Altimeter Group is planning to publish a research report this fall on how businesses are enabling sales organizations with social media tools. We will be discussing the markers for social selling transformation, best practices on training and governance, and a snapshot into the suite of tools available as marketing and sales organizations are pushed to […]
As part of our open research process, I would like to extend an invite for your input, feedback, case examples, or any other insights you’d like to contribute to our upcoming research around the Internet of Things.
Salesforce just announced the release of its Social Studio, an enterprise social relationship platform.
Marketing has changed substantially in the past few decades. With the proliferation of CRM, ecommerce, cookies, loyalty programs, etc. marketers have more customer data than ever.
IBM officially joined the Marketing Cloud battle today, with the news that it is acquiring marketing automation vendor SilverPop.
To learn more about the state of social media command centers, Altimeter Group spoke with three organizations — MasterCard, eBay, and Wells Fargo Bank.
Late last year, I started wondering about social media command centers. Salesforce had launched one, as had Brandwatch, but I wondered: were they really still relevant? Were companies investing in command center deployments, or had interest subsided since their heyday in 2010?
When Google bought Wildfire for $350M, it took many by surprise. What did Google want with a Social Relationship Management company? Google is in the ad business, not the SRM business.
Two things: To stay competitive with (or arguably ahead of) the giants in the social world—Salesforce, Adobe, and Oracle—Sprinklr needed to build out its analytics capabilities. Sprinklr’s customers increasingly need custom consulting services, especially for implementation and training.
As we launch into 2014, the analysts at Altimeter each pulled together a compilation of trends and issues they are watching closely this year.
Adobe Marketing Summit and Oracle OpenWorld both took place recently. It’s another month until Dreamforce, but I expect similar announcements to be made there.
In this report, industry analyst Susan Etlinger demonstrates how leading organizations are deriving actionable intelligence from a holistic view of social and enterprise data.
Over 30 Technologies Have Emerged, at a Faster Pace than Companies Can Digest. If you think social was disruptive, it was really just the beginning.
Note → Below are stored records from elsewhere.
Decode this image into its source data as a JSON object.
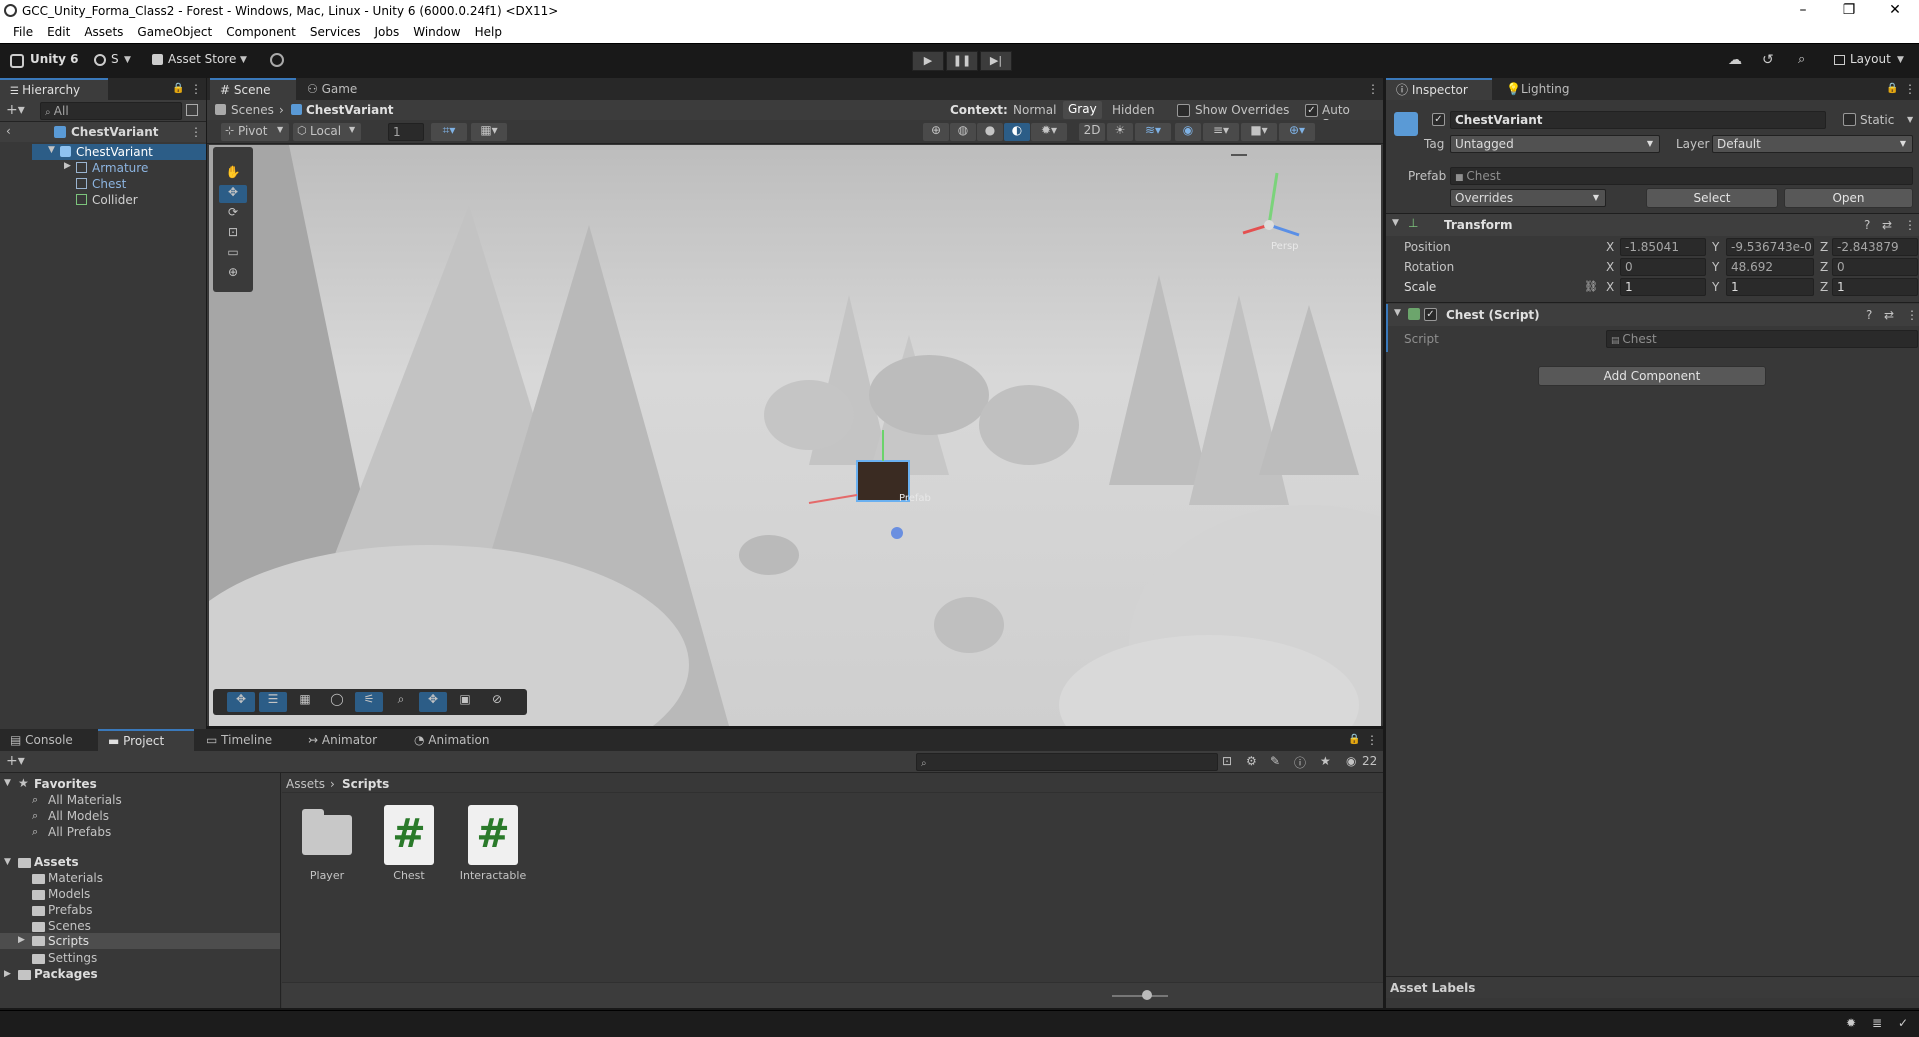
{
  "window": {
    "title": "GCC_Unity_Forma_Class2 - Forest - Windows, Mac, Linux - Unity 6 (6000.0.24f1) <DX11>",
    "minimize": "–",
    "maximize": "❐",
    "close": "✕"
  },
  "menu": [
    "File",
    "Edit",
    "Assets",
    "GameObject",
    "Component",
    "Services",
    "Jobs",
    "Window",
    "Help"
  ],
  "toolbar": {
    "unity_label": "Unity 6",
    "account_label": "S",
    "asset_store_label": "Asset Store",
    "layout_label": "Layout"
  },
  "hierarchy": {
    "tab": "Hierarchy",
    "search_placeholder": "All",
    "root": "ChestVariant",
    "selected": "ChestVariant",
    "children": [
      "Armature",
      "Chest",
      "Collider"
    ]
  },
  "scene": {
    "tab_scene": "Scene",
    "tab_game": "Game",
    "breadcrumb_root": "Scenes",
    "breadcrumb_current": "ChestVariant",
    "context_label": "Context:",
    "context_options": [
      "Normal",
      "Gray",
      "Hidden"
    ],
    "context_selected": "Gray",
    "show_overrides": "Show Overrides",
    "auto_save": "Auto Save",
    "pivot": "Pivot",
    "local": "Local",
    "grid_value": "1",
    "persp_label": "Persp",
    "prefab_label": "Prefab"
  },
  "inspector": {
    "tab_inspector": "Inspector",
    "tab_lighting": "Lighting",
    "object_name": "ChestVariant",
    "static_label": "Static",
    "tag_label": "Tag",
    "tag_value": "Untagged",
    "layer_label": "Layer",
    "layer_value": "Default",
    "prefab_label": "Prefab",
    "prefab_value": "Chest",
    "overrides": "Overrides",
    "select_btn": "Select",
    "open_btn": "Open",
    "transform_title": "Transform",
    "position_label": "Position",
    "rotation_label": "Rotation",
    "scale_label": "Scale",
    "position": {
      "x": "-1.85041",
      "y": "-9.536743e-0",
      "z": "-2.843879"
    },
    "rotation": {
      "x": "0",
      "y": "48.692",
      "z": "0"
    },
    "scale": {
      "x": "1",
      "y": "1",
      "z": "1"
    },
    "script_component": "Chest (Script)",
    "script_label": "Script",
    "script_value": "Chest",
    "add_component": "Add Component",
    "asset_labels": "Asset Labels",
    "axis_x": "X",
    "axis_y": "Y",
    "axis_z": "Z"
  },
  "bottom": {
    "tabs": [
      "Console",
      "Project",
      "Timeline",
      "Animator",
      "Animation"
    ],
    "active_tab": "Project",
    "favorites": "Favorites",
    "favorites_items": [
      "All Materials",
      "All Models",
      "All Prefabs"
    ],
    "assets": "Assets",
    "assets_items": [
      "Materials",
      "Models",
      "Prefabs",
      "Scenes",
      "Scripts",
      "Settings"
    ],
    "packages": "Packages",
    "path_root": "Assets",
    "path_current": "Scripts",
    "hidden_count": "22",
    "files": [
      {
        "name": "Player",
        "type": "folder"
      },
      {
        "name": "Chest",
        "type": "script"
      },
      {
        "name": "Interactable",
        "type": "script"
      }
    ],
    "script_glyph": "#"
  }
}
My colleague Brian’s blog is abuzz with comments about mobile strategy, so key to success he urges readers to “[f]orget about social media,” at least for a moment. Brian’s comparison of social to mobile is apt, both began as fragmented, bootstrapped efforts, then social got the attention of the CMO.
Last week, Jeremiah and I published Altimeter Group’s first “short doc,” focused on in-depth case studies that illustrate how large brands are managing complex, distributed social media programs.
One of the major themes in our research this year is Adaptive Organization. As we think about what makes organizations adaptive, it’s not just the tools and services that they embrace but also their ability to adapt to change to stay in touch internally and to reach customers and prospects proactively.
Google announced Google+ for Enterprises today with Hangouts integration into Docs and Calendar as well as administrative controls such as default posting to only within the company.
Today marks the publication of Altimeter Group’s newest enterprise mobility research report, authored by analyst Chris Silva.
Did you miss today’s webinar with Charlene Li and Chris Silva talking about the proper foundation for mobile business? If so, please see a full replay of today’s content, available on Vimeo.
In 2011, the US hit a milestone — more than half of all adults visit social networking sites at least once a month. But when it comes to using social-networking technologies inside organizations, many business leaders are at a loss to understand what value can be created from Facebook-like status updates within the enterprise.
This week, Altimeter (myself and Andrew Jones) hosted a webinar stemming from the the recent report on Social Media Proliferation, which you can download the full report on this blog post.
Get account control now –or risk a career of continual social media sanitation. To match the growing consumer adoption of social media, many companies have launched social media efforts with little planning.
This webinar follows Altimeter Group’s recently published open research report: Social CRM: The New Rule of Relationship Management, which covers 18 uses cases of social CRM.
Social and CRM: How Companies Will Manage Their Social Relationships Over the last six months, I’ve been working closely with Ray Wang who is well known in the CRM space as an expert. Coupled with my focus on social technologies we did a deep dive on how our worlds are intersecting at Social CRM.
Groundswell is required reading for executives seeking to protect and strengthen their company’s public image.